The spectrum gives the contributions (or weights) of each Fourier-Bessel function in the construction of the acoustic field. This representation is extremely powerful as it represents a continuous acoustic field as a set of coefficient changing with time. In other words, it is a digital representation of the acoustic field! Once digitalized, an acoustic field can be controlled by digital processors. Therefore this is a mathematical representation is the fundamental tool for pioneers in acoustic field processing.


A directivity function can be associated with the Fourier-Bessel spectrum

(spherical Fourier transform).

This is a very meaningful representation as it gives the apparent direction of the sound.

The color corresponds to the phase of the directivity, connected to the distance of the sources In the standard Fourier theory, the “quickness” of variation of a signal is described by the concept of frequency. The highest the frequency, the fastest the signal varies with time. Similarly, the Fourier-Bessel’s theory describes the “quickness” of variation of an acoustic field by the “spatial frequency,” usually called “order.”


At constant order (or representation precision), the spatial zone of perfect representation decreases with increasing frequency while directivity only varies in phase, not in shape.


Three-dimensional sound can be described, from a physical point of view, by an acoustic field, which is defined for each point (x,y,z) in space and each instant t using the pressure field p(x,y,z,t). Nevertheless, manipulating an acoustic field using its primary representation p(x,y,z,t) is not easy because it would be necessary to know it for each value of (x,y,z,t). Therefore, an acoustic field is decomposed, in spherical coordinates, into its Fourier-Bessel expansion, offering a much convenient and compact representation.

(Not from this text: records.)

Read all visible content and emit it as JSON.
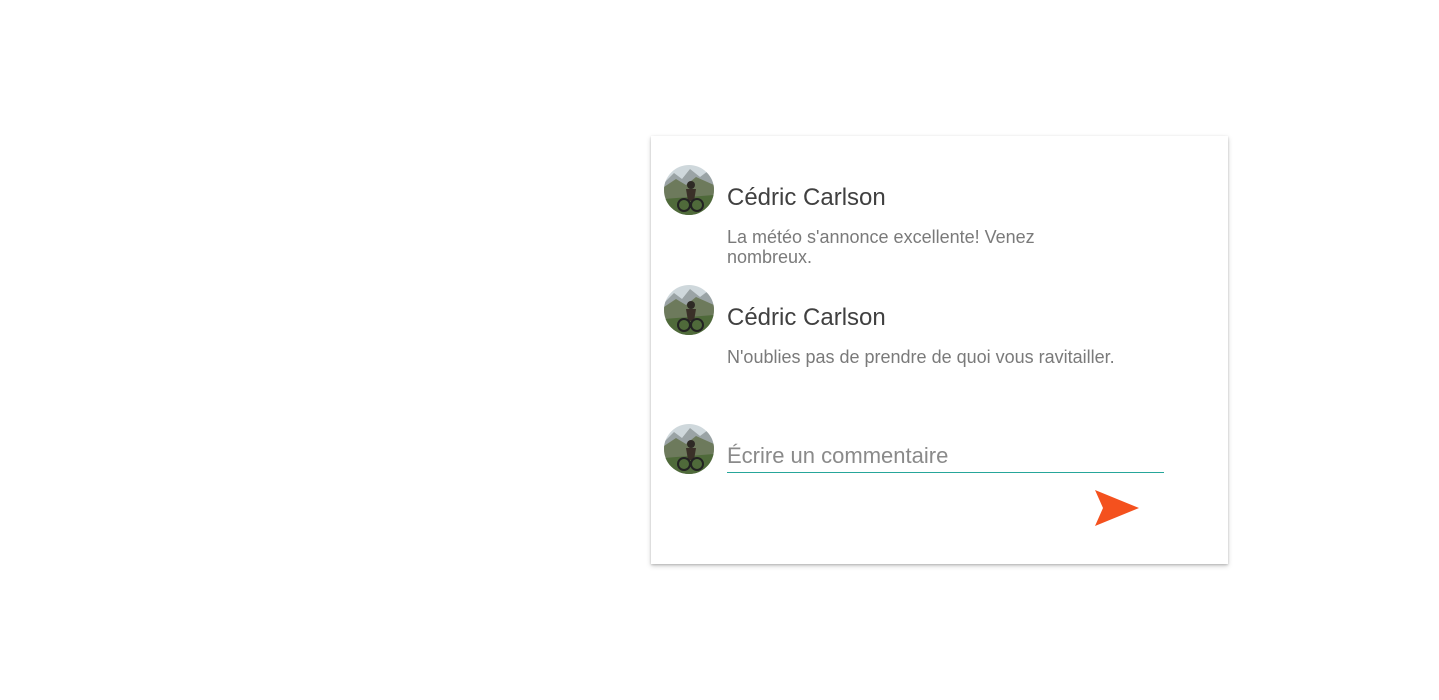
{
  "comments": [
    {
      "author": "Cédric Carlson",
      "text": "La météo s'annonce excellente! Venez nombreux."
    },
    {
      "author": "Cédric Carlson",
      "text": "N'oublies pas de prendre de quoi vous ravitailler."
    }
  ],
  "composer": {
    "placeholder": "Écrire un commentaire",
    "value": ""
  },
  "colors": {
    "send_icon": "#f4511e",
    "input_underline": "#26a69a",
    "author_text": "#404040",
    "body_text": "#7a7a7a"
  },
  "icons": {
    "send": "send-icon",
    "avatar": "avatar"
  }
}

From the four-dimensional continuous function p(r,0,0,t), the Fourier-Bessel decomposition gives a set of signals called Fourier-Bessel coefficients of the acoustic field, denoted pl,m(t), where l and m are integers that satisfy l = 0 and -l = m = l. In the Fourier-Bessel formalism, l is called the order. In the frequency domain, P(r,0, 0,f) and Pl,m(f) are the Fourier transforms of P(r,0,0,f) and pl,m(t) respectively.

The following expression gives this decomposition:

…where k = 2_f=c and c is the speed of sound, approximately 340 m/s. The Fourier-Bessel expansion is truncated at some order L.

This order determines the resolution of the acoustic field representation. The higher the order, the higher the acoustic field representation fidelity will be, but the more computation power and signals will be required.